(RECORDS FOR PROCESSING)
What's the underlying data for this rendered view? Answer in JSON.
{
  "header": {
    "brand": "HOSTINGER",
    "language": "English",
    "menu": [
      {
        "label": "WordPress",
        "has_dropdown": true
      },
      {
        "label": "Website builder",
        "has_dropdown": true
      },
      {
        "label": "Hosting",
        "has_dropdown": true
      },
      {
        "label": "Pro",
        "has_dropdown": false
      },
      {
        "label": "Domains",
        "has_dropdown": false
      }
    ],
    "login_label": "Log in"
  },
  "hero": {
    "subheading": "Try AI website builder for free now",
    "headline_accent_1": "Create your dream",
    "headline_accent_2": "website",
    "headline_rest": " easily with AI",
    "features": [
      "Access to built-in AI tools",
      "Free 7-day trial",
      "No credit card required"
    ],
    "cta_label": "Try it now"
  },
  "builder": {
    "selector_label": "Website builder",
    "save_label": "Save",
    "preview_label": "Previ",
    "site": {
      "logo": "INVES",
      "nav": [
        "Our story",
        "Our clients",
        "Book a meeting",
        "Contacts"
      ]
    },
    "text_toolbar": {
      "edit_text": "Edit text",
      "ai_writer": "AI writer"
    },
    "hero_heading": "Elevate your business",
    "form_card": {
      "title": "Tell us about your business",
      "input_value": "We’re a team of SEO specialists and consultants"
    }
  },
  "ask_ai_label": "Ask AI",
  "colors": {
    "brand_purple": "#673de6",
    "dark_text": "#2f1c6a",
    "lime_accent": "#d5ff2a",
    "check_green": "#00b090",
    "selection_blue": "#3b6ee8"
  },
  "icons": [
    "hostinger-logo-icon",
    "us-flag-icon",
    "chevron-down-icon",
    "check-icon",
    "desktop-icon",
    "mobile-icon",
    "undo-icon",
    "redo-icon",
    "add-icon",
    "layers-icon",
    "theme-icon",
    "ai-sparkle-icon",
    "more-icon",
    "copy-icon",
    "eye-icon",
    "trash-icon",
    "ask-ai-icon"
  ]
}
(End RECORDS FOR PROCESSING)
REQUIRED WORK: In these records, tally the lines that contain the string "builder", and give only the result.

ANSWER BELOW: 4